▶ [WORK TASK] Pull each line holding "screenshot" out of the entries below.

● ● ●

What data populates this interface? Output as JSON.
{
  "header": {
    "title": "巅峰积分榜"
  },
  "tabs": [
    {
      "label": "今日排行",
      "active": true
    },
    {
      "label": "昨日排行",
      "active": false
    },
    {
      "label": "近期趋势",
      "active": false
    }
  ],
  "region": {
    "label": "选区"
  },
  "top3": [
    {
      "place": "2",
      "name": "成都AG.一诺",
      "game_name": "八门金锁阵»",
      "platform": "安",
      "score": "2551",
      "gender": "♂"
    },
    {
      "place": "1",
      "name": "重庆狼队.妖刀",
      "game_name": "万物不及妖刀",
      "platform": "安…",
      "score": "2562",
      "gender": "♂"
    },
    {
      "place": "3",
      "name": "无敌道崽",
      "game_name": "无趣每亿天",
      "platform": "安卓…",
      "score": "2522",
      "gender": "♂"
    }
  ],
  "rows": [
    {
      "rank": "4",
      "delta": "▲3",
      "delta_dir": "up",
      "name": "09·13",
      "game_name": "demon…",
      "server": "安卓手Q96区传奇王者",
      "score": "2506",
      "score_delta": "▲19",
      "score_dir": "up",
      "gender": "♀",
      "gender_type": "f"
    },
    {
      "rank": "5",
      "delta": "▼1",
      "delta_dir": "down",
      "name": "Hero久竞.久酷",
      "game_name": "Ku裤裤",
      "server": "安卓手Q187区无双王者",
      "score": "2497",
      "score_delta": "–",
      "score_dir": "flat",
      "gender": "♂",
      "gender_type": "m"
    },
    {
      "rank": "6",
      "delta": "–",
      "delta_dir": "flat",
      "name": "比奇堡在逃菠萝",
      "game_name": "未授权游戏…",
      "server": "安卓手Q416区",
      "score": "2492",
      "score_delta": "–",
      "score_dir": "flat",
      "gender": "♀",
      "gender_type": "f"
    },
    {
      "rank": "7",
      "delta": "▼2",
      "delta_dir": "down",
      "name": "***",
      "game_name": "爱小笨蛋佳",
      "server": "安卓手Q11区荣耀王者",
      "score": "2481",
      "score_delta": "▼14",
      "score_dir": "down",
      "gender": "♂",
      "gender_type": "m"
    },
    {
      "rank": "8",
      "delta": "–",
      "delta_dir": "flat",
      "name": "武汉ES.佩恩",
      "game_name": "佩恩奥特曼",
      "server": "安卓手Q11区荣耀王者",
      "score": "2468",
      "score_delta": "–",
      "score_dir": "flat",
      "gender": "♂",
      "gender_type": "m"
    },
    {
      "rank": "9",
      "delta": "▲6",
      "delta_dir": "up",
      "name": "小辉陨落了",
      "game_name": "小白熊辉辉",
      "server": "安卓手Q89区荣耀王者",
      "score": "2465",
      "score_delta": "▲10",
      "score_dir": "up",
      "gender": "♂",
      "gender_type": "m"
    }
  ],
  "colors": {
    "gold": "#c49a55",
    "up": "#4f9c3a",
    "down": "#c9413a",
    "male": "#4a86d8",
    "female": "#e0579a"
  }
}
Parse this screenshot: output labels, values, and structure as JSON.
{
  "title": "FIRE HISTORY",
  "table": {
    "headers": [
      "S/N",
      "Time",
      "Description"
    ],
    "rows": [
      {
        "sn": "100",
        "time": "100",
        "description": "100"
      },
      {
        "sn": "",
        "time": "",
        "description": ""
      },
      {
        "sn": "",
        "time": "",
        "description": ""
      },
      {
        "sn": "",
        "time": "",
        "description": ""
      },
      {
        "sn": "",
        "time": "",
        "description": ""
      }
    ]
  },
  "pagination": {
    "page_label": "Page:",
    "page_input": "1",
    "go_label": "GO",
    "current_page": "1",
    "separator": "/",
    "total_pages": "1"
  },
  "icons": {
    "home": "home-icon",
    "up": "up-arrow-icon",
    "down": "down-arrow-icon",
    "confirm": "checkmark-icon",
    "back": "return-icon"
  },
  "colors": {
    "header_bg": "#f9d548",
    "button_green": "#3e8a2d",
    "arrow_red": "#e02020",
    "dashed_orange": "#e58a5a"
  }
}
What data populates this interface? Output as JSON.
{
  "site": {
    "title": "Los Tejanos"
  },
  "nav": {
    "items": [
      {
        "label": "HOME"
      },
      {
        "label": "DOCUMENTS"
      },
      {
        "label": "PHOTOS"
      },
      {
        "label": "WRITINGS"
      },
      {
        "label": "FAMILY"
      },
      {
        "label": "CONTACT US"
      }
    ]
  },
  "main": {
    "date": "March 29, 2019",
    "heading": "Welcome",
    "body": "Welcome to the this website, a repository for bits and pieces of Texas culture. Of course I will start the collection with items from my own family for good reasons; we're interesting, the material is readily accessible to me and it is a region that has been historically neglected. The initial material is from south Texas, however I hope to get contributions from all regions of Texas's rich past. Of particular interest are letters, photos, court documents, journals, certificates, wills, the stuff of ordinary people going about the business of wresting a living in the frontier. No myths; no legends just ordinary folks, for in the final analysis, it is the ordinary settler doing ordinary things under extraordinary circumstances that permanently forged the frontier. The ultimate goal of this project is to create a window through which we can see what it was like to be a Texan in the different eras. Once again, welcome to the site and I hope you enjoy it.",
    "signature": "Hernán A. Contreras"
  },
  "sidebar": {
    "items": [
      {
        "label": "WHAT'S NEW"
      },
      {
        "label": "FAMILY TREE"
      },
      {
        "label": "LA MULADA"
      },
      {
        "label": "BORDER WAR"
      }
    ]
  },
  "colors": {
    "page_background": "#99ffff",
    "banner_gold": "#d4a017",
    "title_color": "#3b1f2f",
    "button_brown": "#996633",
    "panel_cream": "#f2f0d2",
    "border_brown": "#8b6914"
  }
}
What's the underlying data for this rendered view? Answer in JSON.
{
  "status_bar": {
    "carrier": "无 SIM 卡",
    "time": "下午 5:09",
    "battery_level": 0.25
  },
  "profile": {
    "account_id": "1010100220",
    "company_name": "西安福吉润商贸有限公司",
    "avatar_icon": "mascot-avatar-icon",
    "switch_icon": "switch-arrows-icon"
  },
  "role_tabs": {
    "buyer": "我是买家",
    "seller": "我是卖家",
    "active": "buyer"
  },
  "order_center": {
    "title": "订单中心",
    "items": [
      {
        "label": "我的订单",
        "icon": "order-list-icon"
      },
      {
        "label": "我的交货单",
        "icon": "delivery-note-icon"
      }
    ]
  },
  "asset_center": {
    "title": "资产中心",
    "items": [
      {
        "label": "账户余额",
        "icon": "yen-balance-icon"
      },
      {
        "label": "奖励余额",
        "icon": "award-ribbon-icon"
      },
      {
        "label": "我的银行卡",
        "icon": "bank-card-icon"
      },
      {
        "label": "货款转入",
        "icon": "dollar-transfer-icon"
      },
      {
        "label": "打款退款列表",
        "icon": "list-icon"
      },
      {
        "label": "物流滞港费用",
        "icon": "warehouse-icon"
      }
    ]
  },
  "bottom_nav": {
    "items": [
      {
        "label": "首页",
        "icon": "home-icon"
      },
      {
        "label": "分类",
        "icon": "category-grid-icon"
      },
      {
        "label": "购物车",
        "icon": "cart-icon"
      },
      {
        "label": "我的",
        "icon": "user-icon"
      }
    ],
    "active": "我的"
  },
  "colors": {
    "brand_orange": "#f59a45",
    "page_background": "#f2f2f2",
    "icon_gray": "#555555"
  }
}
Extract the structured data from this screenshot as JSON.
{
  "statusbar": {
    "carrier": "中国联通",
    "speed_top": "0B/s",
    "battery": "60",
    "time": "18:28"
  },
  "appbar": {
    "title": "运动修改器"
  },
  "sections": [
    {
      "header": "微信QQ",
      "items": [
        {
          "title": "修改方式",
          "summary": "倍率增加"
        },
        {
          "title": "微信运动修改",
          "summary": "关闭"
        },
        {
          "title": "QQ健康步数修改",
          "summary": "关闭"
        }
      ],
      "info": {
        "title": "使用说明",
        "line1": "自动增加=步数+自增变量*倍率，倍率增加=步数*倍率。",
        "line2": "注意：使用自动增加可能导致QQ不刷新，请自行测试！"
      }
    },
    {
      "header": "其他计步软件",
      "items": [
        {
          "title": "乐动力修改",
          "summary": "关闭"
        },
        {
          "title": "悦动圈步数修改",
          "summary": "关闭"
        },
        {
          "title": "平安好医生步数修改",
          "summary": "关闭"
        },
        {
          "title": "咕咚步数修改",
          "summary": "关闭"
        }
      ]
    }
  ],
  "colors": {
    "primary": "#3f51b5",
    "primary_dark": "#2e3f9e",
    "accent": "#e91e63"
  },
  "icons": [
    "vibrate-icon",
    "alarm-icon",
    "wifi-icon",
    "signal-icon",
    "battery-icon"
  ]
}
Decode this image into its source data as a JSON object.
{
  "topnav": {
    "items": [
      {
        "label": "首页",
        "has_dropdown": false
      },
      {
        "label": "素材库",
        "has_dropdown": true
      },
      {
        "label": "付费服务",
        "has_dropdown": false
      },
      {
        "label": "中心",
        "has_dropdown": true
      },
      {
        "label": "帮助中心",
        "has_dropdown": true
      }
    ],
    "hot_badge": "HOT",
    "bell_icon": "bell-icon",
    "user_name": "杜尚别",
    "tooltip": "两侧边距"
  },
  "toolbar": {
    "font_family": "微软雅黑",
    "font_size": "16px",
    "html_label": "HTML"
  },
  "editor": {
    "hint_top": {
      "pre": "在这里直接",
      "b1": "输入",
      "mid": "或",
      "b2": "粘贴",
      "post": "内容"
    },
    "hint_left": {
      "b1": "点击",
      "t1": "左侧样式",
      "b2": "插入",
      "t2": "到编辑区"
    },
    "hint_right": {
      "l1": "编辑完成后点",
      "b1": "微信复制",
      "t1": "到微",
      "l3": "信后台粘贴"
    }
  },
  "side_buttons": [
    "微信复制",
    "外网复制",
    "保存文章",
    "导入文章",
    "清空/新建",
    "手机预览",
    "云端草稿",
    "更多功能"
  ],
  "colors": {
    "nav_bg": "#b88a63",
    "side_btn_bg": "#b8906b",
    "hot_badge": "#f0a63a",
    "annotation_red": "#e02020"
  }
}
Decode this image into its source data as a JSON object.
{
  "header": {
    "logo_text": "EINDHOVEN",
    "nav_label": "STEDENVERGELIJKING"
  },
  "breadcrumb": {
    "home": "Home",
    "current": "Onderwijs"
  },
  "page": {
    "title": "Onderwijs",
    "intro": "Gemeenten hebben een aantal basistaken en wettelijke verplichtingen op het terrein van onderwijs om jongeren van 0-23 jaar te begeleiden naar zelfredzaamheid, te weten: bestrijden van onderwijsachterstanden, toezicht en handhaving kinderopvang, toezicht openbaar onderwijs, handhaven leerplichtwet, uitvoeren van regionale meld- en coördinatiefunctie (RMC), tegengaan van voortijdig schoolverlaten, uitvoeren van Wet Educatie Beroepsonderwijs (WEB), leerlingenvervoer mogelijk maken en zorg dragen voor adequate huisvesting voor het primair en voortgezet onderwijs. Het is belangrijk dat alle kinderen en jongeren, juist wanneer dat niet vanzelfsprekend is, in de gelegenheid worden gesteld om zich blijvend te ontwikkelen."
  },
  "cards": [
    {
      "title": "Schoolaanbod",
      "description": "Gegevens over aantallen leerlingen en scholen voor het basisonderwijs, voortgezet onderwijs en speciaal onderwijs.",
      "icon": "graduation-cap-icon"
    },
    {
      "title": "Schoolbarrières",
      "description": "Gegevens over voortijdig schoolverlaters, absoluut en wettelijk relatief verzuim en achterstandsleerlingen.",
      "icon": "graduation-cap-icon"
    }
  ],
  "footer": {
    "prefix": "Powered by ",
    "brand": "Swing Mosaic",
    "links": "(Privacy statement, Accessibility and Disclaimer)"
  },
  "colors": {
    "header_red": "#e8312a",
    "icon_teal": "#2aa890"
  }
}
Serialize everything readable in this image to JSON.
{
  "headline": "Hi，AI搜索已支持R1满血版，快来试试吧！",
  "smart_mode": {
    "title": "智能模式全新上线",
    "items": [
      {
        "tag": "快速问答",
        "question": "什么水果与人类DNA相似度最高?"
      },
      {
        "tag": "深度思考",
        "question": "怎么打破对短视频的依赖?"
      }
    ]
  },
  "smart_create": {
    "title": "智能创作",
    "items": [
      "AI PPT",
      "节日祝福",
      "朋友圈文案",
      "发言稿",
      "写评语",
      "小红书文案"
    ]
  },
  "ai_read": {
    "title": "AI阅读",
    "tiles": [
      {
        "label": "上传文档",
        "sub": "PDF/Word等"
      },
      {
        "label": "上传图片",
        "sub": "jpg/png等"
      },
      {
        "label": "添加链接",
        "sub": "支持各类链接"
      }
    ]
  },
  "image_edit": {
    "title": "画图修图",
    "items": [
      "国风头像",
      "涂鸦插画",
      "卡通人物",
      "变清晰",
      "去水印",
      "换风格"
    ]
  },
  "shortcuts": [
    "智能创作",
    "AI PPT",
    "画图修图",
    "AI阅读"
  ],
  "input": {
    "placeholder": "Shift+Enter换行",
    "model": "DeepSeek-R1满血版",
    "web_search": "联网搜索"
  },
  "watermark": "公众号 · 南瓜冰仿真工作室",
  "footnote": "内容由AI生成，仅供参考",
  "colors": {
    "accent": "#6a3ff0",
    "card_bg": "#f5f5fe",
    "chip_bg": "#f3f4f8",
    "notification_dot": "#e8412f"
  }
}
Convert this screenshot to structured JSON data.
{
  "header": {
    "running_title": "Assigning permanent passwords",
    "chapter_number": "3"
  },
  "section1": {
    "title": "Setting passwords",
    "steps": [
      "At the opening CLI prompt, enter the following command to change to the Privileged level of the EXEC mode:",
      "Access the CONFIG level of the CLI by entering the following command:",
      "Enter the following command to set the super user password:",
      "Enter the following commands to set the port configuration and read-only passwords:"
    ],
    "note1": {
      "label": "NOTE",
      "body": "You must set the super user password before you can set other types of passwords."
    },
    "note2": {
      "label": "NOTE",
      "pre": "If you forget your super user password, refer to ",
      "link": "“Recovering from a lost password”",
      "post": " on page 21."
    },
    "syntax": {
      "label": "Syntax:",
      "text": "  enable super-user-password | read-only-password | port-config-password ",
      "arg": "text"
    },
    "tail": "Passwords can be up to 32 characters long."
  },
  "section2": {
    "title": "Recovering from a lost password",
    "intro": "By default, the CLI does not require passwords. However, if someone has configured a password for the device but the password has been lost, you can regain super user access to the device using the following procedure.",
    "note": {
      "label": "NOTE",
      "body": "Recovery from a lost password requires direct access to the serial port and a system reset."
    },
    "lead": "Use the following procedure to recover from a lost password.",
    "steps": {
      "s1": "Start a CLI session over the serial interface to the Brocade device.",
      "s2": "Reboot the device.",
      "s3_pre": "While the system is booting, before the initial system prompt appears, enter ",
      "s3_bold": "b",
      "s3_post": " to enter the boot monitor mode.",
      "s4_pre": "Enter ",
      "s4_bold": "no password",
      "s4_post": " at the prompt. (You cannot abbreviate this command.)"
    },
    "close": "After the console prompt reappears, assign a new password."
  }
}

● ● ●

▶ [RESPONSE BOX]
Parse this screenshot: output labels, values, and structure as JSON.
Extract the structured data from this screenshot as JSON.
Convert this screenshot to structured JSON data.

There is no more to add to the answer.